BEGIN Data section
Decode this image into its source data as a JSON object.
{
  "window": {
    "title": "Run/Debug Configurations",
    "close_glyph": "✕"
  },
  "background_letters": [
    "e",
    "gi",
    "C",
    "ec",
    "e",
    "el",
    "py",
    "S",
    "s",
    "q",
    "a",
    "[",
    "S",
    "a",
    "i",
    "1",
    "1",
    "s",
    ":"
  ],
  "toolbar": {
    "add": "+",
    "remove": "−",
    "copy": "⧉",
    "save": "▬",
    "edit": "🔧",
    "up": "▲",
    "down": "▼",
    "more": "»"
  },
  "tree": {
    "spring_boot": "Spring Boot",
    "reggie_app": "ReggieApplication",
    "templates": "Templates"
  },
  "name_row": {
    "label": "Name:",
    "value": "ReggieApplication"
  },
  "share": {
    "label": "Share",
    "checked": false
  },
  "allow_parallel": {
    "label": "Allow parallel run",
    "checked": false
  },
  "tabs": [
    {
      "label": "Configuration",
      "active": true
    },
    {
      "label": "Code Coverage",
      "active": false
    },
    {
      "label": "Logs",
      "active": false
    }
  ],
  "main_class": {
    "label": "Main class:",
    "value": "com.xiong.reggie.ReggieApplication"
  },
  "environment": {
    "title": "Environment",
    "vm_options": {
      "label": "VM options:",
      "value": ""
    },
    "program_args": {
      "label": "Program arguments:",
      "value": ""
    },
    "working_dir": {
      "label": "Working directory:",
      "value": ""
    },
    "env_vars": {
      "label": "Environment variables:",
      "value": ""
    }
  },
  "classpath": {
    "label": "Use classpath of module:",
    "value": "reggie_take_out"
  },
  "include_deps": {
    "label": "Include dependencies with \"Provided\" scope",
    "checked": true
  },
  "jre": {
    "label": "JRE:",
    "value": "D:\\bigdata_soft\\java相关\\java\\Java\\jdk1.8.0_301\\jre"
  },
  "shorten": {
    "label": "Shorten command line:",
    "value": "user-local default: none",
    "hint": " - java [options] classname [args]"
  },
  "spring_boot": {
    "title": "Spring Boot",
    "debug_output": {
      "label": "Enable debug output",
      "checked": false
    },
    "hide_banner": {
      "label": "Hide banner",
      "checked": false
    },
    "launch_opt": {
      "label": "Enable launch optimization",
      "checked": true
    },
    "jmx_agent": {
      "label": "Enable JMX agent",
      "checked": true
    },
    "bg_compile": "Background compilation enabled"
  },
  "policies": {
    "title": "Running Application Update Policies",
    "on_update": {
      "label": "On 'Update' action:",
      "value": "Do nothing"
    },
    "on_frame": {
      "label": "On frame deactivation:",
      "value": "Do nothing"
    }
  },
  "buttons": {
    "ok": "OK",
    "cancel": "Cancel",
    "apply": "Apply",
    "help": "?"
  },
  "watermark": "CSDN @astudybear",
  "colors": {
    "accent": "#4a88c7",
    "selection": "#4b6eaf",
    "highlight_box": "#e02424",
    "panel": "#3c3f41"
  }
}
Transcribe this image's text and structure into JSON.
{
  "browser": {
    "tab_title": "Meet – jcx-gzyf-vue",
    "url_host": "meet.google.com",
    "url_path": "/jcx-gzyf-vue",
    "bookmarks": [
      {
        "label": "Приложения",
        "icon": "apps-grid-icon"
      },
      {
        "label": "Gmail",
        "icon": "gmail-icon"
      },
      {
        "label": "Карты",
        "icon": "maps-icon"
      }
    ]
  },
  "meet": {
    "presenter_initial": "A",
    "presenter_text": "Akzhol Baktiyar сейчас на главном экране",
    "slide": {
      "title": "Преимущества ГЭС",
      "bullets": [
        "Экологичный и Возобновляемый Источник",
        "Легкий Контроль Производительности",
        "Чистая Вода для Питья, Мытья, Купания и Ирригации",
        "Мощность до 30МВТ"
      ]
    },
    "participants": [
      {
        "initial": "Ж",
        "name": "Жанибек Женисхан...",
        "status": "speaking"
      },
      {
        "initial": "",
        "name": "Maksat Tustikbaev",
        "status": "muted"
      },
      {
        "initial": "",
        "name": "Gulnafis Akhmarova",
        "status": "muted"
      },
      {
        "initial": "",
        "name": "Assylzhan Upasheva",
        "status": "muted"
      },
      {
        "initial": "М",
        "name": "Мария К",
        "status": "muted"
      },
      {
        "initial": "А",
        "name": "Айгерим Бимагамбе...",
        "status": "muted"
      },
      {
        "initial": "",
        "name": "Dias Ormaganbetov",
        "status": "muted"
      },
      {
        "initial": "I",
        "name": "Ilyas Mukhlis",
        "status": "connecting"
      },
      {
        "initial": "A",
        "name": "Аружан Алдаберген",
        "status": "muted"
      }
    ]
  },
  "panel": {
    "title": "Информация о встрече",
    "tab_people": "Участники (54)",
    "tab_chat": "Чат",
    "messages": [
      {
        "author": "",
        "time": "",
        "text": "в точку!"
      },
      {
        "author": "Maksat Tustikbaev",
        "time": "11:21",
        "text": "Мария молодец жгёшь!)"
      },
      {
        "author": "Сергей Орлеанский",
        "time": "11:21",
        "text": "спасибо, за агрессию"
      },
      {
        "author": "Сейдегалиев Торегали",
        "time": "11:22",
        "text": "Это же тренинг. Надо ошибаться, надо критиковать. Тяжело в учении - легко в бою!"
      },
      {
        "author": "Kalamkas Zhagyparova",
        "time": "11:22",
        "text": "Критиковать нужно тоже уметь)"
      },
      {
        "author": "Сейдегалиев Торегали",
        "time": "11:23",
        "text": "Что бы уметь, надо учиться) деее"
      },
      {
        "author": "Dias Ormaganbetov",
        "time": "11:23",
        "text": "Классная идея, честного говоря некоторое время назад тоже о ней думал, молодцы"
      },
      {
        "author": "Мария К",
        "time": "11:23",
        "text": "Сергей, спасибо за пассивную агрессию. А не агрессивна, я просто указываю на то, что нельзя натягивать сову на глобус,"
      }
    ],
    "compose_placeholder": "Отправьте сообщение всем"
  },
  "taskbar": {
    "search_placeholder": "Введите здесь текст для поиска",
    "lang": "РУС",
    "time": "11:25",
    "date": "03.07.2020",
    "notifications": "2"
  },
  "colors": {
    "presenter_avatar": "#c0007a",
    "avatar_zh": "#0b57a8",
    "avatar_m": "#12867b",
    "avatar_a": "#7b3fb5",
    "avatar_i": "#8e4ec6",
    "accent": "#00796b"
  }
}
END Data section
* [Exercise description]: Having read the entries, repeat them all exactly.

* [Solution]:
Decode this image into its source data as a JSON object.
{
  "window": {
    "title": "Run/Debug Configurations",
    "close_glyph": "✕"
  },
  "background_letters": [
    "e",
    "gi",
    "C",
    "ec",
    "e",
    "el",
    "py",
    "S",
    "s",
    "q",
    "a",
    "[",
    "S",
    "a",
    "i",
    "1",
    "1",
    "s",
    ":"
  ],
  "toolbar": {
    "add": "+",
    "remove": "−",
    "copy": "⧉",
    "save": "▬",
    "edit": "🔧",
    "up": "▲",
    "down": "▼",
    "more": "»"
  },
  "tree": {
    "spring_boot": "Spring Boot",
    "reggie_app": "ReggieApplication",
    "templates": "Templates"
  },
  "name_row": {
    "label": "Name:",
    "value": "ReggieApplication"
  },
  "share": {
    "label": "Share",
    "checked": false
  },
  "allow_parallel": {
    "label": "Allow parallel run",
    "checked": false
  },
  "tabs": [
    {
      "label": "Configuration",
      "active": true
    },
    {
      "label": "Code Coverage",
      "active": false
    },
    {
      "label": "Logs",
      "active": false
    }
  ],
  "main_class": {
    "label": "Main class:",
    "value": "com.xiong.reggie.ReggieApplication"
  },
  "environment": {
    "title": "Environment",
    "vm_options": {
      "label": "VM options:",
      "value": ""
    },
    "program_args": {
      "label": "Program arguments:",
      "value": ""
    },
    "working_dir": {
      "label": "Working directory:",
      "value": ""
    },
    "env_vars": {
      "label": "Environment variables:",
      "value": ""
    }
  },
  "classpath": {
    "label": "Use classpath of module:",
    "value": "reggie_take_out"
  },
  "include_deps": {
    "label": "Include dependencies with \"Provided\" scope",
    "checked": true
  },
  "jre": {
    "label": "JRE:",
    "value": "D:\\bigdata_soft\\java相关\\java\\Java\\jdk1.8.0_301\\jre"
  },
  "shorten": {
    "label": "Shorten command line:",
    "value": "user-local default: none",
    "hint": " - java [options] classname [args]"
  },
  "spring_boot": {
    "title": "Spring Boot",
    "debug_output": {
      "label": "Enable debug output",
      "checked": false
    },
    "hide_banner": {
      "label": "Hide banner",
      "checked": false
    },
    "launch_opt": {
      "label": "Enable launch optimization",
      "checked": true
    },
    "jmx_agent": {
      "label": "Enable JMX agent",
      "checked": true
    },
    "bg_compile": "Background compilation enabled"
  },
  "policies": {
    "title": "Running Application Update Policies",
    "on_update": {
      "label": "On 'Update' action:",
      "value": "Do nothing"
    },
    "on_frame": {
      "label": "On frame deactivation:",
      "value": "Do nothing"
    }
  },
  "buttons": {
    "ok": "OK",
    "cancel": "Cancel",
    "apply": "Apply",
    "help": "?"
  },
  "watermark": "CSDN @astudybear",
  "colors": {
    "accent": "#4a88c7",
    "selection": "#4b6eaf",
    "highlight_box": "#e02424",
    "panel": "#3c3f41"
  }
}
Transcribe this image's text and structure into JSON.
{
  "browser": {
    "tab_title": "Meet – jcx-gzyf-vue",
    "url_host": "meet.google.com",
    "url_path": "/jcx-gzyf-vue",
    "bookmarks": [
      {
        "label": "Приложения",
        "icon": "apps-grid-icon"
      },
      {
        "label": "Gmail",
        "icon": "gmail-icon"
      },
      {
        "label": "Карты",
        "icon": "maps-icon"
      }
    ]
  },
  "meet": {
    "presenter_initial": "A",
    "presenter_text": "Akzhol Baktiyar сейчас на главном экране",
    "slide": {
      "title": "Преимущества ГЭС",
      "bullets": [
        "Экологичный и Возобновляемый Источник",
        "Легкий Контроль Производительности",
        "Чистая Вода для Питья, Мытья, Купания и Ирригации",
        "Мощность до 30МВТ"
      ]
    },
    "participants": [
      {
        "initial": "Ж",
        "name": "Жанибек Женисхан...",
        "status": "speaking"
      },
      {
        "initial": "",
        "name": "Maksat Tustikbaev",
        "status": "muted"
      },
      {
        "initial": "",
        "name": "Gulnafis Akhmarova",
        "status": "muted"
      },
      {
        "initial": "",
        "name": "Assylzhan Upasheva",
        "status": "muted"
      },
      {
        "initial": "М",
        "name": "Мария К",
        "status": "muted"
      },
      {
        "initial": "А",
        "name": "Айгерим Бимагамбе...",
        "status": "muted"
      },
      {
        "initial": "",
        "name": "Dias Ormaganbetov",
        "status": "muted"
      },
      {
        "initial": "I",
        "name": "Ilyas Mukhlis",
        "status": "connecting"
      },
      {
        "initial": "A",
        "name": "Аружан Алдаберген",
        "status": "muted"
      }
    ]
  },
  "panel": {
    "title": "Информация о встрече",
    "tab_people": "Участники (54)",
    "tab_chat": "Чат",
    "messages": [
      {
        "author": "",
        "time": "",
        "text": "в точку!"
      },
      {
        "author": "Maksat Tustikbaev",
        "time": "11:21",
        "text": "Мария молодец жгёшь!)"
      },
      {
        "author": "Сергей Орлеанский",
        "time": "11:21",
        "text": "спасибо, за агрессию"
      },
      {
        "author": "Сейдегалиев Торегали",
        "time": "11:22",
        "text": "Это же тренинг. Надо ошибаться, надо критиковать. Тяжело в учении - легко в бою!"
      },
      {
        "author": "Kalamkas Zhagyparova",
        "time": "11:22",
        "text": "Критиковать нужно тоже уметь)"
      },
      {
        "author": "Сейдегалиев Торегали",
        "time": "11:23",
        "text": "Что бы уметь, надо учиться) деее"
      },
      {
        "author": "Dias Ormaganbetov",
        "time": "11:23",
        "text": "Классная идея, честного говоря некоторое время назад тоже о ней думал, молодцы"
      },
      {
        "author": "Мария К",
        "time": "11:23",
        "text": "Сергей, спасибо за пассивную агрессию. А не агрессивна, я просто указываю на то, что нельзя натягивать сову на глобус,"
      }
    ],
    "compose_placeholder": "Отправьте сообщение всем"
  },
  "taskbar": {
    "search_placeholder": "Введите здесь текст для поиска",
    "lang": "РУС",
    "time": "11:25",
    "date": "03.07.2020",
    "notifications": "2"
  },
  "colors": {
    "presenter_avatar": "#c0007a",
    "avatar_zh": "#0b57a8",
    "avatar_m": "#12867b",
    "avatar_a": "#7b3fb5",
    "avatar_i": "#8e4ec6",
    "accent": "#00796b"
  }
}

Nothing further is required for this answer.